Unfortunately, PTU made the decision not just to withdraw their support for the bill, but to work actively to try and kill it in the Legislature (while, again, folks of color were fighting to pass it). And beyond that, organizers went so far as to suggest that the bill itself was bad, that the dozens of organizers and advocates of color who were behind the bill just flat-out didn’t understand it, and that somehow only PTU was qualified to read and understand what the legislation would actively do. Put another way, a group of white “radicals” who were mostly new to advocacy and to organizing deemed themselves the smartest folks in the room, and would with a straight face argue that organizers with a combined decades of experience in housing justice (not to mention the lawyers and lobbyists at the table) weren’t capable of understanding the legislation that they themselves proposed.

Margot Black went farther, suggesting to me on a number of occasions that CAT and the Stable Homes Coalition were actively, knowingly lying to their community members about what this bill would do. That somehow House Bill 2004 was secretly going to backfire and lead to more evictions (how, exactly, was left unclear), and that mainstream housing justice groups were trying to hide that fact. That paranoia was a recurring feature of PTU meetings, and most often came from Margot. She asked me on one occasion, and this is a verbatim quote: “Andrew, isn’t it possible that all of these people of color are conspiring against me?” That was in reference to any number of organizers patiently, compassionately, and calmly calling Margot out on her privilege and racism.

A brief disgression to say to my fellow white radicals: if multiple people of color tell you that you’ve got a problem with privilege and that you need to unpack your racism, odds are good that you’ve got a problem with privilege and that you need to unpack your racism.
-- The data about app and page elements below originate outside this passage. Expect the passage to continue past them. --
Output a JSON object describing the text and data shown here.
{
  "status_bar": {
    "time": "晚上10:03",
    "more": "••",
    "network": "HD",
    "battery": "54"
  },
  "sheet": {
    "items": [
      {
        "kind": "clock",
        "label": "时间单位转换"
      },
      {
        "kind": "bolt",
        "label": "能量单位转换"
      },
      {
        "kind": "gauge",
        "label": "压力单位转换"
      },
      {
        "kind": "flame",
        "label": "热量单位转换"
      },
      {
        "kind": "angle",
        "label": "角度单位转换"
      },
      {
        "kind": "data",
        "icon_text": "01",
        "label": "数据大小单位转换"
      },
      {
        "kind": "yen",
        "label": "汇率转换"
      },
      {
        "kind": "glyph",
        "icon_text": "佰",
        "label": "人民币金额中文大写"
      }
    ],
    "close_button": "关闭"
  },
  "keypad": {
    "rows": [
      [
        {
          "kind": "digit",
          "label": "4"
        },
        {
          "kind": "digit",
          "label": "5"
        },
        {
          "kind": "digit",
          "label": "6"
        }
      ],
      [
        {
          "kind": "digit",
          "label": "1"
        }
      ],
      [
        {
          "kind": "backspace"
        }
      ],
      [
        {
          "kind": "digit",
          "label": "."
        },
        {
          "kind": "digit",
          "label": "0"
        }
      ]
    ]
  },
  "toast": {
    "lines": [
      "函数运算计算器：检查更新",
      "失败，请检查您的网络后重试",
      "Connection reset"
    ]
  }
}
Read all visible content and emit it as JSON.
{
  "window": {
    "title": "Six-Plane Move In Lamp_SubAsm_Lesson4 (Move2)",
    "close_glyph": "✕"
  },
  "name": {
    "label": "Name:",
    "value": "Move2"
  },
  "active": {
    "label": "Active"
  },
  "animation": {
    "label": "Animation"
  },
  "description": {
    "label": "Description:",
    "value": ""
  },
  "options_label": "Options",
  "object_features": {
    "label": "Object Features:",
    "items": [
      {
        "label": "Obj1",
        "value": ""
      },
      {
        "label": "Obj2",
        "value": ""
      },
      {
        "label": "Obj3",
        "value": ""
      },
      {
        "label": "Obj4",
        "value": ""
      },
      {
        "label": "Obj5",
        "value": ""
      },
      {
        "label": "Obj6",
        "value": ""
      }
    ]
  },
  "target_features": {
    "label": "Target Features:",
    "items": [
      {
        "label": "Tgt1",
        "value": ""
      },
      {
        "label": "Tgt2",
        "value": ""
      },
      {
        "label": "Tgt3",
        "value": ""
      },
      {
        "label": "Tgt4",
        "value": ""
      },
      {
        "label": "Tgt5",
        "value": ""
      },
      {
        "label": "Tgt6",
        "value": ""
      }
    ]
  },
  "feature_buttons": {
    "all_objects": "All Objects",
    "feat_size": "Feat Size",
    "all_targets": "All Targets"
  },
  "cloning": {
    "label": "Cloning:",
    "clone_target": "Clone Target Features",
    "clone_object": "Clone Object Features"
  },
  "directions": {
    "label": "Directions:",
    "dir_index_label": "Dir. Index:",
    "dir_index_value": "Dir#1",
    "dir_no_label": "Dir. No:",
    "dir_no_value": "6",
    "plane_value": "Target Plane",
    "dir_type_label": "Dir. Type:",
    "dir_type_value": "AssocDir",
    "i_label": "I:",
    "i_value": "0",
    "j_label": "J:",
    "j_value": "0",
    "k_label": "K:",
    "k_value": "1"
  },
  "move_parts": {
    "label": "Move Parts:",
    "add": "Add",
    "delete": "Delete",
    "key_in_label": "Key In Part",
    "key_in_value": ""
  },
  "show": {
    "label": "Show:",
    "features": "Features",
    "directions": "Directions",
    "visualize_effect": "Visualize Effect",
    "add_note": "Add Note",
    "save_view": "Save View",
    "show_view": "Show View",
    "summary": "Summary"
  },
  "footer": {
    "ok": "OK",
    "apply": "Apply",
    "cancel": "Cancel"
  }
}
Odds are pretty much zero that there’s a vast conspiracy of people of color trying to undermine you, the white radical.

On multiple occasions, Margot suggested to me and to others that CAT, housing advocates more broadly, and organized labor were “out to get” PTU, and actively sending spies to report on the organization. In my experience, any new organizers who expressed any sort of concern about the whiteness of PTU’s membership or the racism they saw within the organization were immediately dismissed as spies and saboteurs, were marginalized by the core organizing team, and were eventually driven from the organization.

Ultimately, I left PTU because of all of the above and more: the never-ending attacks on organizers of color, and grassroots organizations like the Community Alliance of Tenants; the bad-faith organizing against fellow housing advocates; the tendency for PTU and its members to claim credit for the work of others, as if PTU had invented tenant unions or tenant organizing. And I owe the community an apology: I didn’t call out PTU for all of this when I left, and for that — and for my participation in an organization that I now believe to be fatally flawed — I’m so, so sorry.